I have to admit, I cheated a little on this review. When I saw Orphan Train on a book tour list ahead of Kline’s upcoming new release, A Piece of the World, I had to choose them both, even though I read Orphan Train already last year. I had heard about it multiple times and thought it sounded good, so I borrowed it from the library and dove in.
“A lovely novel about the search for family that also happens to illuminate a fascinating and forgotten chapter of America’s history. Beautiful.”—Ann Packer
The story jumps between two times and places: present-day Maine and Depression-era Minnesota. Our main characters are a troubled teen (Molly) in a foster home and a 91-year-old woman (Vivian) with a hidden past as an Irish immigrant on the orphan train. Both women’s struggles to define “family” ends up forming a bond between the two that neither of them expect.
As a child, Vivian was an Irish immigrant forced to ride the orphan train, a real occurrence in U.S. history – immigrant children were forced to take a train into the Midwest to be selected by families. Many of these selections weren’t for reasons that families adopt children today – they were chosen more to work.
As Molly sorts through Vivian’s attic as a community service project, we dive deeper into Vivian’s story of hardships she suffered at the hands of a couple different families in Minnesota. The story was so captivating and emotional, I just loved it. I loved the parallels between the lives of the two women, and the way they connect with each other, even across several generations. I won’t give away the ending, but it was, in my opinion, the best way the story could have ended.
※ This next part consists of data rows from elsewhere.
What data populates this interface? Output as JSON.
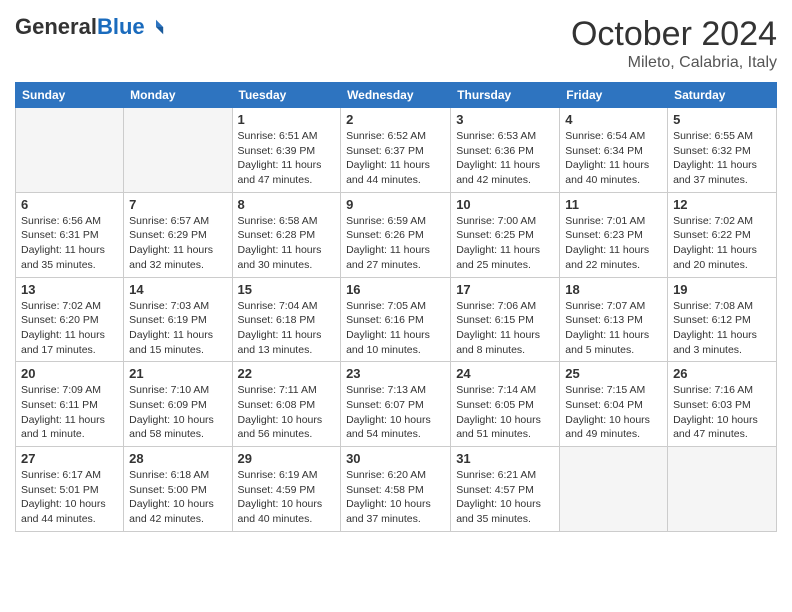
{
  "logo": {
    "general": "General",
    "blue": "Blue"
  },
  "title": "October 2024",
  "location": "Mileto, Calabria, Italy",
  "days_of_week": [
    "Sunday",
    "Monday",
    "Tuesday",
    "Wednesday",
    "Thursday",
    "Friday",
    "Saturday"
  ],
  "weeks": [
    [
      {
        "day": "",
        "info": ""
      },
      {
        "day": "",
        "info": ""
      },
      {
        "day": "1",
        "sunrise": "Sunrise: 6:51 AM",
        "sunset": "Sunset: 6:39 PM",
        "daylight": "Daylight: 11 hours and 47 minutes."
      },
      {
        "day": "2",
        "sunrise": "Sunrise: 6:52 AM",
        "sunset": "Sunset: 6:37 PM",
        "daylight": "Daylight: 11 hours and 44 minutes."
      },
      {
        "day": "3",
        "sunrise": "Sunrise: 6:53 AM",
        "sunset": "Sunset: 6:36 PM",
        "daylight": "Daylight: 11 hours and 42 minutes."
      },
      {
        "day": "4",
        "sunrise": "Sunrise: 6:54 AM",
        "sunset": "Sunset: 6:34 PM",
        "daylight": "Daylight: 11 hours and 40 minutes."
      },
      {
        "day": "5",
        "sunrise": "Sunrise: 6:55 AM",
        "sunset": "Sunset: 6:32 PM",
        "daylight": "Daylight: 11 hours and 37 minutes."
      }
    ],
    [
      {
        "day": "6",
        "sunrise": "Sunrise: 6:56 AM",
        "sunset": "Sunset: 6:31 PM",
        "daylight": "Daylight: 11 hours and 35 minutes."
      },
      {
        "day": "7",
        "sunrise": "Sunrise: 6:57 AM",
        "sunset": "Sunset: 6:29 PM",
        "daylight": "Daylight: 11 hours and 32 minutes."
      },
      {
        "day": "8",
        "sunrise": "Sunrise: 6:58 AM",
        "sunset": "Sunset: 6:28 PM",
        "daylight": "Daylight: 11 hours and 30 minutes."
      },
      {
        "day": "9",
        "sunrise": "Sunrise: 6:59 AM",
        "sunset": "Sunset: 6:26 PM",
        "daylight": "Daylight: 11 hours and 27 minutes."
      },
      {
        "day": "10",
        "sunrise": "Sunrise: 7:00 AM",
        "sunset": "Sunset: 6:25 PM",
        "daylight": "Daylight: 11 hours and 25 minutes."
      },
      {
        "day": "11",
        "sunrise": "Sunrise: 7:01 AM",
        "sunset": "Sunset: 6:23 PM",
        "daylight": "Daylight: 11 hours and 22 minutes."
      },
      {
        "day": "12",
        "sunrise": "Sunrise: 7:02 AM",
        "sunset": "Sunset: 6:22 PM",
        "daylight": "Daylight: 11 hours and 20 minutes."
      }
    ],
    [
      {
        "day": "13",
        "sunrise": "Sunrise: 7:02 AM",
        "sunset": "Sunset: 6:20 PM",
        "daylight": "Daylight: 11 hours and 17 minutes."
      },
      {
        "day": "14",
        "sunrise": "Sunrise: 7:03 AM",
        "sunset": "Sunset: 6:19 PM",
        "daylight": "Daylight: 11 hours and 15 minutes."
      },
      {
        "day": "15",
        "sunrise": "Sunrise: 7:04 AM",
        "sunset": "Sunset: 6:18 PM",
        "daylight": "Daylight: 11 hours and 13 minutes."
      },
      {
        "day": "16",
        "sunrise": "Sunrise: 7:05 AM",
        "sunset": "Sunset: 6:16 PM",
        "daylight": "Daylight: 11 hours and 10 minutes."
      },
      {
        "day": "17",
        "sunrise": "Sunrise: 7:06 AM",
        "sunset": "Sunset: 6:15 PM",
        "daylight": "Daylight: 11 hours and 8 minutes."
      },
      {
        "day": "18",
        "sunrise": "Sunrise: 7:07 AM",
        "sunset": "Sunset: 6:13 PM",
        "daylight": "Daylight: 11 hours and 5 minutes."
      },
      {
        "day": "19",
        "sunrise": "Sunrise: 7:08 AM",
        "sunset": "Sunset: 6:12 PM",
        "daylight": "Daylight: 11 hours and 3 minutes."
      }
    ],
    [
      {
        "day": "20",
        "sunrise": "Sunrise: 7:09 AM",
        "sunset": "Sunset: 6:11 PM",
        "daylight": "Daylight: 11 hours and 1 minute."
      },
      {
        "day": "21",
        "sunrise": "Sunrise: 7:10 AM",
        "sunset": "Sunset: 6:09 PM",
        "daylight": "Daylight: 10 hours and 58 minutes."
      },
      {
        "day": "22",
        "sunrise": "Sunrise: 7:11 AM",
        "sunset": "Sunset: 6:08 PM",
        "daylight": "Daylight: 10 hours and 56 minutes."
      },
      {
        "day": "23",
        "sunrise": "Sunrise: 7:13 AM",
        "sunset": "Sunset: 6:07 PM",
        "daylight": "Daylight: 10 hours and 54 minutes."
      },
      {
        "day": "24",
        "sunrise": "Sunrise: 7:14 AM",
        "sunset": "Sunset: 6:05 PM",
        "daylight": "Daylight: 10 hours and 51 minutes."
      },
      {
        "day": "25",
        "sunrise": "Sunrise: 7:15 AM",
        "sunset": "Sunset: 6:04 PM",
        "daylight": "Daylight: 10 hours and 49 minutes."
      },
      {
        "day": "26",
        "sunrise": "Sunrise: 7:16 AM",
        "sunset": "Sunset: 6:03 PM",
        "daylight": "Daylight: 10 hours and 47 minutes."
      }
    ],
    [
      {
        "day": "27",
        "sunrise": "Sunrise: 6:17 AM",
        "sunset": "Sunset: 5:01 PM",
        "daylight": "Daylight: 10 hours and 44 minutes."
      },
      {
        "day": "28",
        "sunrise": "Sunrise: 6:18 AM",
        "sunset": "Sunset: 5:00 PM",
        "daylight": "Daylight: 10 hours and 42 minutes."
      },
      {
        "day": "29",
        "sunrise": "Sunrise: 6:19 AM",
        "sunset": "Sunset: 4:59 PM",
        "daylight": "Daylight: 10 hours and 40 minutes."
      },
      {
        "day": "30",
        "sunrise": "Sunrise: 6:20 AM",
        "sunset": "Sunset: 4:58 PM",
        "daylight": "Daylight: 10 hours and 37 minutes."
      },
      {
        "day": "31",
        "sunrise": "Sunrise: 6:21 AM",
        "sunset": "Sunset: 4:57 PM",
        "daylight": "Daylight: 10 hours and 35 minutes."
      },
      {
        "day": "",
        "info": ""
      },
      {
        "day": "",
        "info": ""
      }
    ]
  ]
}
This is the kind of story I love to read, and this one was really well done. Needless to say, I’m really excited to read A Piece of the World! Stay tuned for that review. For Orphan Train, 4 stars.